## 3. Coagulation and evaporation processesSo far the formalism derived in Sect. 2.2 is quite similar to what
we have done in Paper I, with the notable addition of the vertical
analysis, which permits the evaluation of solid particles' sub-disk
thickness. In a hypothetical scenario of single-sized, noncoagulating,
and nonevaporating particles, Eq. (33), which keeps track of radial
advection and diffusion of particles, alone gives the time evolution
of the surface density of solid particles. This has been done in Paper I. However, in reality, both coagulation and evaporation occur and
cannot be ignored. Our method of incorporating these processes into
our calculations relies on keeping Eq. (33) as the principal
mathematical description of the global evolution of particles, but
freeing its parameters from constraints of single-size and thermal
indestructibility assumptions. Thus, our method can be characterized
as solving a radial advection-diffusion problem ## 3.1. CoagulationWe assume that the mass distribution of particles at any given
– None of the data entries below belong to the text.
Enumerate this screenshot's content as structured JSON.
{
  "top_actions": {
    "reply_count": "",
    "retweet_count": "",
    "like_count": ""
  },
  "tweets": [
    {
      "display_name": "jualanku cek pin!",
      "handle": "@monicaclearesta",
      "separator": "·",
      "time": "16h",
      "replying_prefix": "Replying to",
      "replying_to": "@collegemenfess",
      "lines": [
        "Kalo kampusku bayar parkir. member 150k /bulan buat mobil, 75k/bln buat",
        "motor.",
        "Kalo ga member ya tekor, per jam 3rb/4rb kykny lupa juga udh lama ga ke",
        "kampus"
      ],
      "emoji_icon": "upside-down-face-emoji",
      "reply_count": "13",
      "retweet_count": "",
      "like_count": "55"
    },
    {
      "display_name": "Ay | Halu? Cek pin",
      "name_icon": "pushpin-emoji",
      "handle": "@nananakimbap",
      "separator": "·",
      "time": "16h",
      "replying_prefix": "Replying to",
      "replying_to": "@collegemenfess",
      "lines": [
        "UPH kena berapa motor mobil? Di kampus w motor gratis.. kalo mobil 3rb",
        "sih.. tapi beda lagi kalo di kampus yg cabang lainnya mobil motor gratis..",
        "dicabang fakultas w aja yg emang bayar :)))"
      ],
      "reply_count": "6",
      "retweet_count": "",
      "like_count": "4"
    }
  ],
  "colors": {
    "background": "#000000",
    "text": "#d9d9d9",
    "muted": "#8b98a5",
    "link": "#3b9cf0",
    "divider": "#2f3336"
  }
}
radial location To calculate , we consider , which is the average of the square of the relative velocity between two particles at the point of collision, and we use . Expanding we obtain The first term on the right-hand side of (35) corresponds to the difference between average, large-scale velocities between two particles. In our case, where both particles are assumed to have the same size, this term vanishes. The last three terms on the right-hand side of (35) stem from particles having different, chaotic, small-scale velocities at the point of collision. These terms have to be expressed in terms of large-scale quantities. It can be shown using the relations given by Cuzzi at el. (1993) that Using (6) and (9) we can identify with and, if the particles are assumed to have the same size, Eq. (35) reduces to which is similar to an analogical expression obtained by Morfill (1985). Because we assume the particles to be perfect spheres, the mass of the particle is given by and Eq. (34) transforms into where we used (37) to eliminate . Equation (38) can be integrated over the period of time equal to the time step in the solid particle's evolution [Eq. (33)] to obtain the increase of the mean particle size at any radial location of the disk. In turn, the new particle size upgrades the coefficients of Eq. (33). Continuing this process, we manage to incorporate the effects of coagulation into the global evolution of solid particles' surface density. ## 3.2. EvaporationThe temperature of the gas in the disk decreases with distance from the star. The particle traveling inward will evaporate when it finds itself at the location where the ambient gas is sufficiently hot. Such a location defines an evaporation radius that depends on the composition of the particle. The evaporation radius decreases with time, as the entire disk cools down in the process of its diminishment. Therefore we have to consider in our computation three instead of two components: gas, solids, and the vapor of the material constituting solid particles under cool enough conditions. As we have assumed that solid particles are made up of water ice, they cannot exist for , and are converted into vapor. On the other hand, the vapor condenses into solid particles wherever it finds itself in a environment. The value of depends on parameters of the gaseous disk and thus slowly changes; however we assume that K, which is a reasonable value for all our models. In our calculations we treat vapor as particles with . ## 3.3. Computational approachEquation (12) is solved by means of an implicit scheme to find out the evolution of the gaseous component. The necessary opacity law is adopted according to formulas given by Ruden & Pollack (1991). The evolution of gas is computed independently from the evolution of particles (see assumptions in Sect. 1). At every time step the quantities needed for evaluating the change in the mass distribution of solids are calculated and the change itself is computed from Eq. (33) using the operator splitting method. In such a method the advective term in (33) is treated by the numerical method of characteristics, whereas an implicit scheme is applied to the diffusion term. The obtained distribution of solid material is then modified because of the existence of the evaporation radius, and the mass distribution of the vapor is calculated using the implicit scheme. Finally, the new particle size distribution is calculated before proceeding to the next time step. © European Southern Observatory (ESO) 1997 Online publication: July 3, 1998 |